Intentions

Forested Cliff


Paths to Healing


Movement.
Body movement may be an important healing step and become a lifelong practice. Dance-like methods include Dance Therapy, Authentic Movement, Five Rhythms, and Shaking Medicine. Additionally, Continuum involves slow movement and sound, exploring the body as a fluid entity. Alexander Technique, Feldenkreis, and Rosenfeld Synergy offer correction for suboptimal habits of movement and posture. Qi Gong and T'ai Chi aim to balance the flow of Life Energy. In Yoga, one takes positions in order to foster spiritual development.

Bodywork.
Hands-on methods may focus on bones and joints, connective tissue, the viscera, the flow of lymph, or the deep layers of muscle...all in efforts to relieve the body's expression of its systemic imbalance.

Energy Medicine.
Approaches that are directed at the most basic level of one's functioning, the bio-energy field, include Acupuncture, Reiki, Polarity, Zero Balancing, Chakra Balancing, Healing Touch, and Shamanic ritual. In different ways, they each make use of the energy field of the practitioner.

Healing Energy.
Through intention and materials with healing properties, bio-energy practitioners discharge toxic influences, correct imbalance, cut problematic energetic bonds, and infuse the body with fresh energy. Vocal or instrumental sound, aroma, physical vibration, crystals, or flower essences may be involved.

Releasing Trauma.
Arrested autonomic threat responses, the hallmark of the trauma state, are rarely, if at all, reached through language alone. Experiential modalities are needed. These include Somatic Experiencing, which works through bodily sensation, and Eye Movement Desensitization Reprocessing, which works by enhancing left brain-right brain connection. Other modalities, such as Craniosacral Biodynamics, can be modified to impact trauma. For ages, of course, shamans have successfully treated trauma with ritual.

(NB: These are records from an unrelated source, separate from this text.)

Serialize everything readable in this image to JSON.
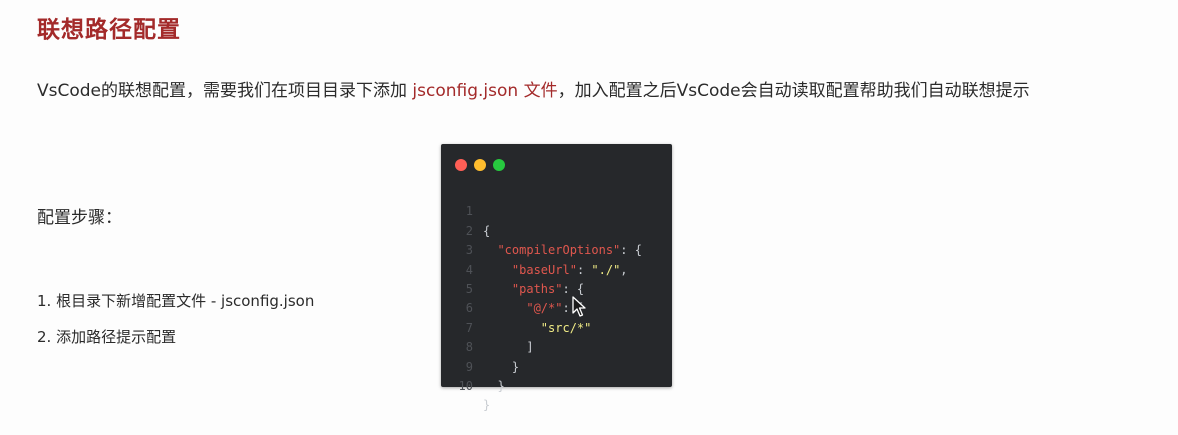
{
  "title": "联想路径配置",
  "intro": {
    "before": "VsCode的联想配置，需要我们在项目目录下添加 ",
    "highlight": "jsconfig.json 文件",
    "after": "，加入配置之后VsCode会自动读取配置帮助我们自动联想提示"
  },
  "steps_title": "配置步骤：",
  "steps": [
    "1. 根目录下新增配置文件 - jsconfig.json",
    "2. 添加路径提示配置"
  ],
  "code_window": {
    "dot_colors": [
      "#ff5f56",
      "#ffbd2e",
      "#27c93f"
    ],
    "line_numbers": [
      "1",
      "2",
      "3",
      "4",
      "5",
      "6",
      "7",
      "8",
      "9",
      "10"
    ],
    "tokens": {
      "l1_open": "{",
      "l2_key": "\"compilerOptions\"",
      "l2_rest": ": {",
      "l3_key": "\"baseUrl\"",
      "l3_colon": ": ",
      "l3_val": "\"./\"",
      "l3_comma": ",",
      "l4_key": "\"paths\"",
      "l4_rest": ": {",
      "l5_key": "\"@/*\"",
      "l5_rest": ": [",
      "l6_val": "\"src/*\"",
      "l7": "]",
      "l8": "}",
      "l9": "}",
      "l10": "}"
    }
  },
  "colors": {
    "title": "#a32a2a",
    "highlight": "#a32a2a",
    "code_bg": "#26282b",
    "code_key": "#e0574e",
    "code_string": "#f1ec86"
  },
  "icons": {
    "cursor": "mouse-pointer-icon"
  }
}
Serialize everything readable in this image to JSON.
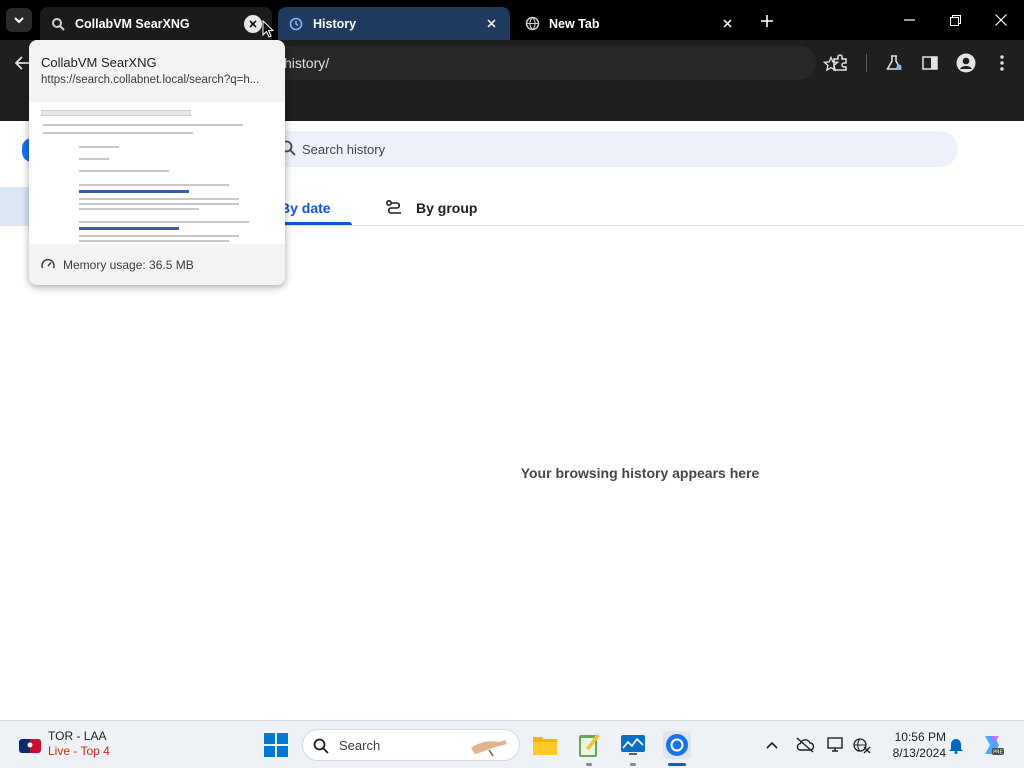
{
  "browser": {
    "tabs": [
      {
        "title": "CollabVM SearXNG",
        "favicon": "searxng-icon",
        "active": false
      },
      {
        "title": "History",
        "favicon": "history-icon",
        "active": true
      },
      {
        "title": "New Tab",
        "favicon": "chrome-globe-icon",
        "active": false
      }
    ],
    "omnibox_text": "history/"
  },
  "hover_card": {
    "title": "CollabVM SearXNG",
    "url": "https://search.collabnet.local/search?q=h...",
    "memory_label": "Memory usage: 36.5 MB"
  },
  "history_page": {
    "search_placeholder": "Search history",
    "tabs": [
      {
        "label": "By date",
        "selected": true
      },
      {
        "label": "By group",
        "selected": false
      }
    ],
    "empty_message": "Your browsing history appears here"
  },
  "taskbar": {
    "widget_line1": "TOR - LAA",
    "widget_line2": "Live - Top 4",
    "search_label": "Search",
    "time": "10:56 PM",
    "date": "8/13/2024"
  },
  "colors": {
    "accent": "#0b57d0",
    "live_red": "#c42b1c",
    "active_tab": "#1f3a5f"
  }
}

Revisiting Primal Times.
In the critical time from conception to the first birthday, development can be disrupted by physiologic misfortune, parents' inadequacies, and contactless obstetric practices. These difficulties are beyond the reach of language alone. Group-based processes developed by pioneers like Ray Castellino and Myrna Martin have great potential in this domain. Established physical modalities, like Craniosacral Biodynamics, can also be effective.

Soul Retrieval.
Severe traumatization can cause an injury to the soul that's not helped by modalities focusing on body, emotion, and mind. A spirit fragment may become disconnected, in order to dwell in the spirit realm, undamaged by the event. Practitioners adapting shamanic rituals can facilitate the reconnection of such soul fragments.

Past Life Journeys.
Difficulties in an earlier incarnation can trouble the soul's current body/mind. Via trance, practitioners can lead journeys back through time, revealing the source of such a problem, and then suggest reparative spiritual endeavors. Prominent teachers of this work have included Roger Woolger and Brian Weiss.

Family Constellation.
Practitioners, basing individual or group processes on the work of Bert Hellinger, disclose deviations in the ancestral family field resulting from events that deviated from the natural order that determines. They then suggest corrective interactions to bring healing to that field and awareness of the present entanglement with past deviations from the natural order of love.

Traditional Modalities.
The practices of the First Nations can be profitably adapted, such as Soul Retrieval and Shamanic Ritual. Plant Spirit Medicine uses local vegetation not as healing herbs, but as conveyers of nature's healing intention. The Sweat Lodge is a potent purification ceremony. Drumming Circles can be quite helpful. The Vision Quest, three or four days of solo fasting and ritual in the wilderness, can be life-transformative. Finally, one's spirituality can be enhanced through training that teaches how to survive with only what nature directly provides.

Meditation.
Devotion to the exploration of one's inner life may be an important aspect of healing. Some methods are structured, while some are formless. Some require stillness, while some involve movement. Activities like journaling or walking can be developed as meditative practices. A person may explore several methods to find the one that works best.

Esoteric Practices.
Illuminating the essential forces in one's life course can enhance one's healing efforts. Process of this kind, gifts of the Divine, include the I Ching, the Enneagram, Tarot, Astrology, and Human Design.

Psychotherapy.
Conventionally, psychotherapy would be first on this list, with all the rest considered "alternative" means of healing. Placing it last suggests that the therapist is in a good position to help a person draw all he’s gathered in the several modalities he has engaged in a coherent new life.

Mike Brenner